Missouri State University and the National Conference on Citizenship held a press conference at MSU today (Tuesday), and released a report on the state of Missouri’s civic health. KSMU’s Ryan Welch explains what that means.

The name of the report is the Missouri Civic Health Index, and it’s the first of its kind. It follows the September release of a national report that measured civic participation across America.

Dr. Michael Stout is an assistant professor of sociology at MSU, and helped write the state report.

“The idea is that, this provides data and information for policy makers, civic leaders, and members of the private sector who are interested in not only economic development, but community development…just to give them some benchmarks for where civil society is right now in the state of Missouri,” said Stout.
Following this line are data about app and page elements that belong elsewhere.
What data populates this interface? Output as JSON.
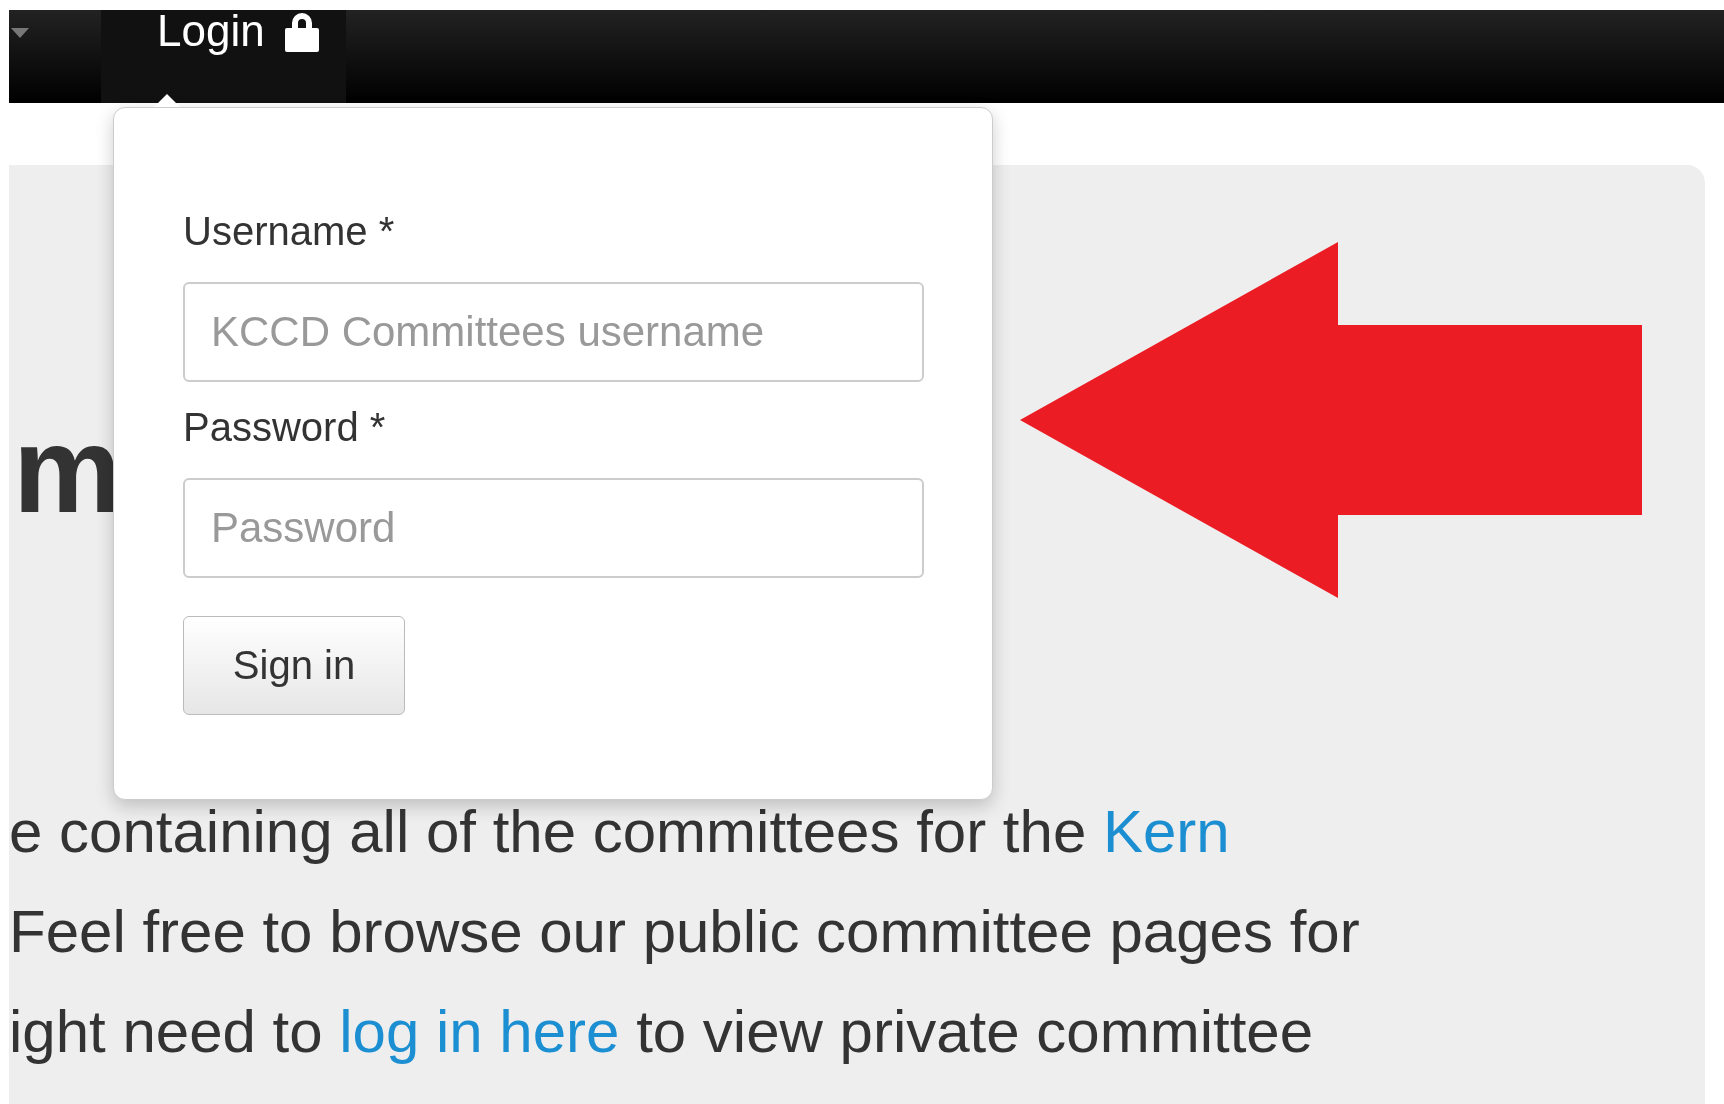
{
  "navbar": {
    "login": {
      "label": "Login",
      "expanded": true
    }
  },
  "login_form": {
    "fields": [
      {
        "label": "Username *",
        "placeholder": "KCCD Committees username"
      },
      {
        "label": "Password *",
        "placeholder": "Password"
      }
    ],
    "button": "Sign in"
  },
  "jumbotron": {
    "heading": "m",
    "lines": [
      {
        "parts": [
          {
            "text": "e containing all of the committees for the ",
            "link": false
          },
          {
            "text": "Kern",
            "link": true
          }
        ]
      },
      {
        "parts": [
          {
            "text": "Feel free to browse our public committee pages for",
            "link": false
          }
        ]
      },
      {
        "parts": [
          {
            "text": "ight need to ",
            "link": false
          },
          {
            "text": "log in here",
            "link": true
          },
          {
            "text": " to view private committee",
            "link": false
          }
        ]
      }
    ]
  }
}
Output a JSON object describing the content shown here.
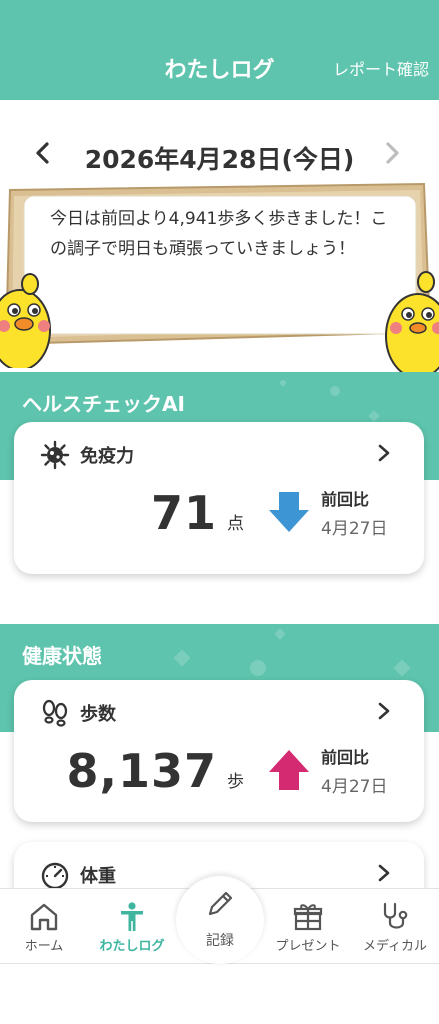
{
  "header": {
    "title": "わたしログ",
    "action_label": "レポート確認"
  },
  "date_nav": {
    "date_label": "2026年4月28日(今日)"
  },
  "message": {
    "text": "今日は前回より4,941歩多く歩きました！この調子で明日も頑張っていきましょう！"
  },
  "sections": {
    "health_check_ai": {
      "title": "ヘルスチェックAI"
    },
    "health_status": {
      "title": "健康状態"
    }
  },
  "cards": {
    "immunity": {
      "label": "免疫力",
      "value": "71",
      "unit": "点",
      "trend_title": "前回比",
      "trend_date": "4月27日",
      "trend": "down",
      "trend_color": "#3d95d3"
    },
    "steps": {
      "label": "歩数",
      "value": "8,137",
      "unit": "歩",
      "trend_title": "前回比",
      "trend_date": "4月27日",
      "trend": "up",
      "trend_color": "#d32a72"
    },
    "weight": {
      "label": "体重"
    }
  },
  "bottom_nav": {
    "home": "ホーム",
    "log": "わたしログ",
    "record": "記録",
    "present": "プレゼント",
    "medical": "メディカル"
  },
  "colors": {
    "primary": "#5ec4ad",
    "active": "#3fb5a0"
  }
}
The report says Missouri has a stronger blue-collar base for civic participation than most other states. For example, Missouri households with an income of less than $35,000 are twice as likely to do favors for their neighbors who make $75,000 a year or more.

The National Conference on Citizenship has been chartered by Congress to track civic engagement across the United States. Justin Bibb is the director of the Civic Health Initiatives for the National Conference on Citizenship.

“I think we all recognize that we’re at a critical crossroads in this country right now on a big issue related to the economy, and that’s education. 1.2 million kids drop out every year, and in Missouri, 12,000 kids are dropping out of high school every single year,” said Bibb.

The report shows that Missouri’s college graduates are five times more likely to volunteer than those without high school diplomas. They’re also nine times more likely to attend a public meeting.

For more information, including downloading the report, you can visit our website, ksmu.org.

For KSMU News, I’m Ryan Welch.

LINKS:

www.ncoc.net/Missouri2010release